=== What the exercise asks ===
Determine the number of lines in the data that contain "time". Answer with that number only.

=== Record set ===
-.-.-
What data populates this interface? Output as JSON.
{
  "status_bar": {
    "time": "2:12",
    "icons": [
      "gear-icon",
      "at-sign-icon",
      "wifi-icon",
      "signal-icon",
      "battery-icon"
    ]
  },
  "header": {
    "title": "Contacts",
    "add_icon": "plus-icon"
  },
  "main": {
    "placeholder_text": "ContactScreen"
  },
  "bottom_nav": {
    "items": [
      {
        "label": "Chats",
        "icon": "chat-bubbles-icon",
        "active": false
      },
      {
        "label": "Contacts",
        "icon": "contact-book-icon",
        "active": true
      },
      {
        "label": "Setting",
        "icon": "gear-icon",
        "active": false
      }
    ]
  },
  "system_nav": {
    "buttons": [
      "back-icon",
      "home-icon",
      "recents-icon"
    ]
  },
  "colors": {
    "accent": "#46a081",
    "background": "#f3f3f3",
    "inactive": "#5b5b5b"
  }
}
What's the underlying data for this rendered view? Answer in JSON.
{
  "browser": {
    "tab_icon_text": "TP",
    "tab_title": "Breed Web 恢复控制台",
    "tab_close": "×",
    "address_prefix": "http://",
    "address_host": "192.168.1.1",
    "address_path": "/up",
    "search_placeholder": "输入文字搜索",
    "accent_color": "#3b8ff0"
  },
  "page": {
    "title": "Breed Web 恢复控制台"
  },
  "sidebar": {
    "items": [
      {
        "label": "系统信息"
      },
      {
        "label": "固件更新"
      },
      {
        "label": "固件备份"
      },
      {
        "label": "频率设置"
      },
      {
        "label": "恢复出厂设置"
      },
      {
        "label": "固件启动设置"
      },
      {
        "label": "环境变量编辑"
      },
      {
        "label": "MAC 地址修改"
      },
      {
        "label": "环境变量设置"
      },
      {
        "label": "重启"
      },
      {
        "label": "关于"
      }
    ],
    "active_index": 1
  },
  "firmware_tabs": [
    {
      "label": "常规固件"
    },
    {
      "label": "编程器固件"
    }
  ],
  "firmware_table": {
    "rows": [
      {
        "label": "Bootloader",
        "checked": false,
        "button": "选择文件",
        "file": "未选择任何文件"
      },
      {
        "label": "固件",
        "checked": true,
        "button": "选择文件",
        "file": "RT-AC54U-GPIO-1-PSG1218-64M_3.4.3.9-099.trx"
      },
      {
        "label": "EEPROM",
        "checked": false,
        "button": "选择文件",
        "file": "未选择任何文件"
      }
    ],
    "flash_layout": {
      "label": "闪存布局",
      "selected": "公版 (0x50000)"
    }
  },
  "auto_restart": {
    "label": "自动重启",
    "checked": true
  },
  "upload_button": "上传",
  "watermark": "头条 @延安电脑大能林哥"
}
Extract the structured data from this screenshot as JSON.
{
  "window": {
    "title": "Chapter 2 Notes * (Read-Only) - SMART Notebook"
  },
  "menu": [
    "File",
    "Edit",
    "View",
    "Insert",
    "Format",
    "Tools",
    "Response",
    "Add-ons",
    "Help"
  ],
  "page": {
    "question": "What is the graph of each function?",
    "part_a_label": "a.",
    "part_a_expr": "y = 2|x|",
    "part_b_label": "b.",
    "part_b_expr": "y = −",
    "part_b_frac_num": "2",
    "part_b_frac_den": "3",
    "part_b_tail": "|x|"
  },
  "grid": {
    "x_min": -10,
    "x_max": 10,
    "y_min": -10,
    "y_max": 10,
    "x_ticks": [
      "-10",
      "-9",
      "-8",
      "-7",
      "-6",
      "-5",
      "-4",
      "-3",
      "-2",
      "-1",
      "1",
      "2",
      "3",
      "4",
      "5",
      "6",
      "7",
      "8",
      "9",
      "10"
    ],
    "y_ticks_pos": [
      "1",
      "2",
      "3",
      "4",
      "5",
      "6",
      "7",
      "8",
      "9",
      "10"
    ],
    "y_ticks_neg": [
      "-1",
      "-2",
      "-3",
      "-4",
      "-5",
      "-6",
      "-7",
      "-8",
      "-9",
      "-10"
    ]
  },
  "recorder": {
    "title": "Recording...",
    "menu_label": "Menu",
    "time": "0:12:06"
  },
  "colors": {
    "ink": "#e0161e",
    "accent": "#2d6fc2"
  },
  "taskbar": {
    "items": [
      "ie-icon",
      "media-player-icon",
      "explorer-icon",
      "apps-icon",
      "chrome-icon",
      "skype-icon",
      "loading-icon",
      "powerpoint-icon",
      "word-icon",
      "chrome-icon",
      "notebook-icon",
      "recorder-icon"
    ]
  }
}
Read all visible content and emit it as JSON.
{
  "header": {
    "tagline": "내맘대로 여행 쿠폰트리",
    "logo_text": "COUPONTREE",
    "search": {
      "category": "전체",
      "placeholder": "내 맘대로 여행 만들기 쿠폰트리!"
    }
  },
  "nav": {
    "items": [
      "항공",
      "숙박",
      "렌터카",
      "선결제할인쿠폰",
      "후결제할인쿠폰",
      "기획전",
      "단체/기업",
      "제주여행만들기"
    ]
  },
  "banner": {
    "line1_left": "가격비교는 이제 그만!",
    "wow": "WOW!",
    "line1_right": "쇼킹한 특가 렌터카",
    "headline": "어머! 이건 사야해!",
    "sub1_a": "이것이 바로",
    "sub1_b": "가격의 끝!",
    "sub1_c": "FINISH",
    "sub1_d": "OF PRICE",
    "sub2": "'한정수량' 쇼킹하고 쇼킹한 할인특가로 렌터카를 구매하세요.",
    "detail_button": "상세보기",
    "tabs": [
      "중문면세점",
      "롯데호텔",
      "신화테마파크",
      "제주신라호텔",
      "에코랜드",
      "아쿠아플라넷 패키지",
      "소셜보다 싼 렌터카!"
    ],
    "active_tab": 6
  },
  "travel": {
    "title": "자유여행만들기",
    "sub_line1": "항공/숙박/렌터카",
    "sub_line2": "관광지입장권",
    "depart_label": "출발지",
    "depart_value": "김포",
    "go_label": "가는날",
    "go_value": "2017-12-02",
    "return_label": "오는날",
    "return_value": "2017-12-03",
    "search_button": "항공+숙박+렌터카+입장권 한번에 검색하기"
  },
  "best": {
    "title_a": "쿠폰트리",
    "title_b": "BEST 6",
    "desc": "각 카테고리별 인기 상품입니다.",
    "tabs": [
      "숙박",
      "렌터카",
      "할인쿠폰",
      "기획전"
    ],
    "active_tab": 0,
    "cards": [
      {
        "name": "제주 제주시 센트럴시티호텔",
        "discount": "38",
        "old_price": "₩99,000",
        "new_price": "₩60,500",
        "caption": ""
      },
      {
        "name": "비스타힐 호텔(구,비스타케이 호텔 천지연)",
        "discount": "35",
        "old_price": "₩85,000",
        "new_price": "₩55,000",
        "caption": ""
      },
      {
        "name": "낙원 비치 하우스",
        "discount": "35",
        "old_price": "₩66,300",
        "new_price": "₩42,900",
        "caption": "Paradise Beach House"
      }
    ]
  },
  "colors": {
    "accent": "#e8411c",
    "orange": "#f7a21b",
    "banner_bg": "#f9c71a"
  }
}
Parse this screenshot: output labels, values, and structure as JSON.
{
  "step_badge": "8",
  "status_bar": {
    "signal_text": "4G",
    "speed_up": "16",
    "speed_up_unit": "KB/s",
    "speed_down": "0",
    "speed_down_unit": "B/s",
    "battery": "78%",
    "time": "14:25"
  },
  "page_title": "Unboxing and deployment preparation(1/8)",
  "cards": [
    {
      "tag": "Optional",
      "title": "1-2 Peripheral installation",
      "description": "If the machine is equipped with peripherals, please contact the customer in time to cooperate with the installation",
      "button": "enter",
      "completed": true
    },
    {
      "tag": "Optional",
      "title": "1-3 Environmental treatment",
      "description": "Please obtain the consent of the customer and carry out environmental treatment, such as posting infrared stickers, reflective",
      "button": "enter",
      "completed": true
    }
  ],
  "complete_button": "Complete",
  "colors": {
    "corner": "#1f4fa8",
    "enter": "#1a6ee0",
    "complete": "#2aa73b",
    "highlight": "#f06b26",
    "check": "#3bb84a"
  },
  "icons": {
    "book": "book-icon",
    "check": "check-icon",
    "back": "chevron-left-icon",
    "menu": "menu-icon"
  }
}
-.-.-
=== Completed exercise ===
4